My granddad added the identifications, probably after Jessie's death in 1945, so one of the women is unidentified most likely because he didn't know her name. The others are Eurato (or Erato) May, Stella Burns, Claudia Stotts, Jessie Brown, Beneti May and May Harhard. The May girls were daughters of George and Harriett May, who operated the Columbia store. The others I know little about.

Quite frankly, it had not occurred to me to think about how many children these women collectively gave birth to until I read a piece in this morning's Des Moines Register by Marc Hansen about an Iowa woman whose children's book, "My Mom's Having a Baby!", was found so "disgusting" by a woman down in Texas that she went running to Fox News to complain, thereby causing a mild uproar.

Grandmother Jessie, who waited until she was 30 to marry and therefore got off to a relatively late reproductive start, had seven babies --- one of whom died as an infant. The others I'm unprepared to speculate about. Granddad had a part in all of this, too, of course; but then as now the initial male input was minimal.

The author of that shocking little book is Dori Hillestad Butler --- suspect right away in Iowa because she's a resident of Coralville, adjacent to Iowa City in the United States of Johnson County, where all those dreadful liberals live. It's not clear, however, that Texan Rose Schifferdecker, who found the offending book in the Carrollton Public Library, knew about Johnson County's reputation.
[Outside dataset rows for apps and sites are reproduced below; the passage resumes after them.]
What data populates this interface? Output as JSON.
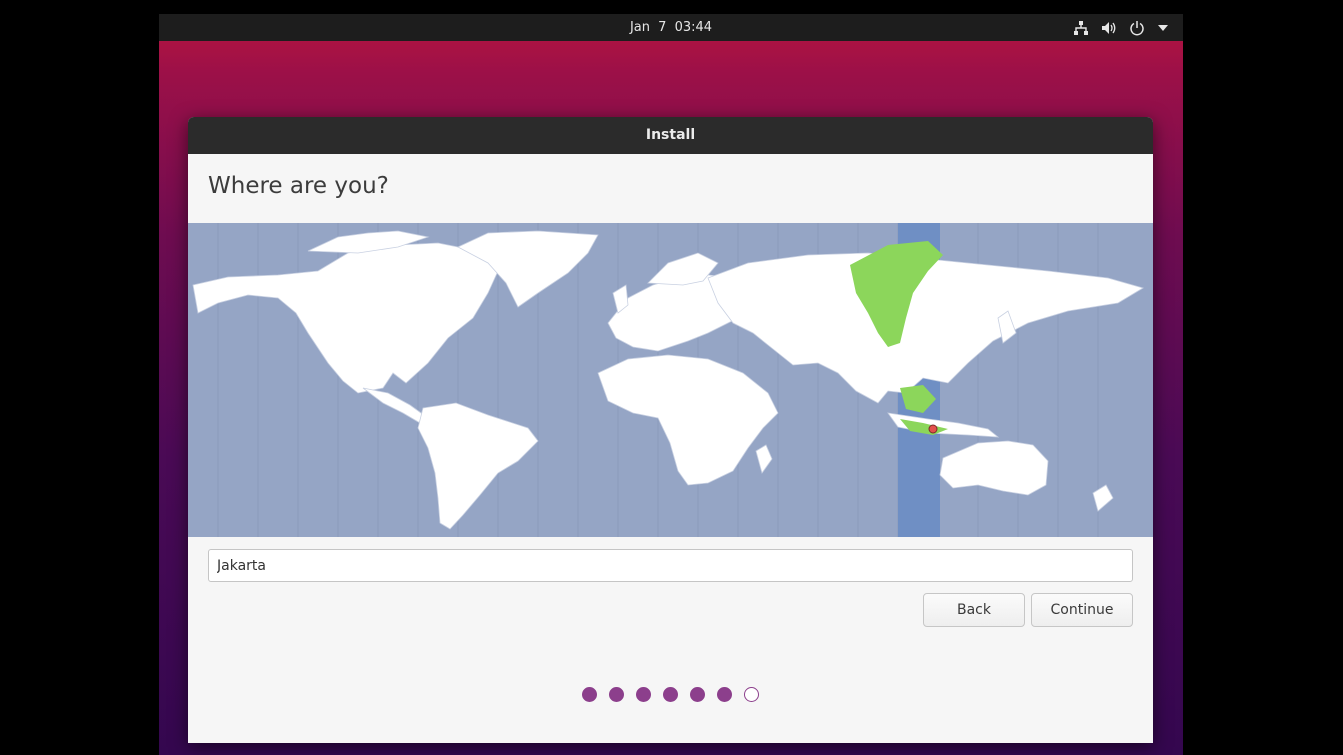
{
  "topbar": {
    "date": "Jan 7",
    "time": "03:44",
    "icons": [
      "network-icon",
      "volume-icon",
      "power-icon",
      "menu-arrow-icon"
    ]
  },
  "window": {
    "title": "Install",
    "heading": "Where are you?"
  },
  "map": {
    "ocean_color": "#95a5c5",
    "land_color": "#ffffff",
    "timezone_highlight_color": "#6f8fc4",
    "selected_region_color": "#8cd65b",
    "marker_color": "#e2504c"
  },
  "location": {
    "value": "Jakarta",
    "placeholder": ""
  },
  "buttons": {
    "back": "Back",
    "continue": "Continue"
  },
  "progress": {
    "total_steps": 7,
    "completed_steps": 6,
    "accent_color": "#8c3f8c"
  }
}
What got her knickers in a twist were some of the shocking words Hillestad Butler used --- like sperm, egg and uterus --- and the watercolor illustrations by Carol Thompson. One reportedly depicts Ma and Pa under the covers embracing. Tsk, tsk.
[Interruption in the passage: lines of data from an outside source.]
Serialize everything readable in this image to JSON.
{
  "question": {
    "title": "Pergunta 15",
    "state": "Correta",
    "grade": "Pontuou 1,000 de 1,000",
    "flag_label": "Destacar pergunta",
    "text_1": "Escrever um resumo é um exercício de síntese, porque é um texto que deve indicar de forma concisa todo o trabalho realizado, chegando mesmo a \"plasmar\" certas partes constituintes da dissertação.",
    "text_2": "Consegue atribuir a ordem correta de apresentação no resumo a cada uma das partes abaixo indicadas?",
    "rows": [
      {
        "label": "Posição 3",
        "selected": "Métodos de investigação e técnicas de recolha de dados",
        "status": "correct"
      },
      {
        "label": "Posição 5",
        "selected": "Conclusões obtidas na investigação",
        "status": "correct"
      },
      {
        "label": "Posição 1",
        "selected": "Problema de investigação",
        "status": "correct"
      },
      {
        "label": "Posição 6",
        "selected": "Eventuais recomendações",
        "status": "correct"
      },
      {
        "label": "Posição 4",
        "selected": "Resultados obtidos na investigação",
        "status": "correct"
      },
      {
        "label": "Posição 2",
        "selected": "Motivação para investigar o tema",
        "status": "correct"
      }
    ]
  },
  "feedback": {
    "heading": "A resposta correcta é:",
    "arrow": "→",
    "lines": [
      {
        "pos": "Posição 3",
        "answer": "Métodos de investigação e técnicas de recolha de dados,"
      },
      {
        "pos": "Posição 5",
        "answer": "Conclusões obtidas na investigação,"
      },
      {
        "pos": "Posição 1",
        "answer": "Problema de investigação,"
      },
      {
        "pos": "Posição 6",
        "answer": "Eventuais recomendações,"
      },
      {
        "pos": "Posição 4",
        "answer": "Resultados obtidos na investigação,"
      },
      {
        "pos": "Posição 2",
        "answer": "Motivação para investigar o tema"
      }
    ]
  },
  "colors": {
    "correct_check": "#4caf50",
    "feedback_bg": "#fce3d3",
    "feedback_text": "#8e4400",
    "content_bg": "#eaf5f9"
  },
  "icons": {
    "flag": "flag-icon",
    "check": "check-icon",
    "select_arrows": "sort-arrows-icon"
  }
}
Schifferdecker argued none of this was "G" rated and therefore didn't belong in the children's section of a library. Hillestad Butler responded that it was intended to be shelved with books about raising children for parents to examine before deciding whether to use it.

It's an interesting topic --- and one I'm almost totally unqualified to tackle. But it did get me to wondering, too, what sort of sex education program my grandmother and her friends had been enrolled in. Fairly informal, I'd guess. But that was a time when most Iowa kids were raised in close proximity to livestock and so the basic processes would not have been unfamiliar. And it probably was a little difficult to pretend human babies appeared by magic under cabbage leaves in households more cramped than most of us enjoy today where nearly all  heterosexuals were enthusiastic reproducers and infants were popping out every year or two.

I'm not even sure what the current state of heterosexual sex education is. Lord knows many have thrown off all constraints and feel free to discuss graphically what LGBT people do in bed. Whether they're as comfortable talking about the facts of life with their own children I'm not so sure. Personally, I'd be grateful for a book like Hillestad Butler's --- shelved appropriately, of course; and I'd guess that most children's librarians are up to that task.

1 comment:

Ed said...

If people can raise a stink over Tom Sawyer, nothing can surprise me these days, this included. It makes me want to purchase the book to read to my daughter because I certainly would rather her learn these things from me than by ignorance and experimentation.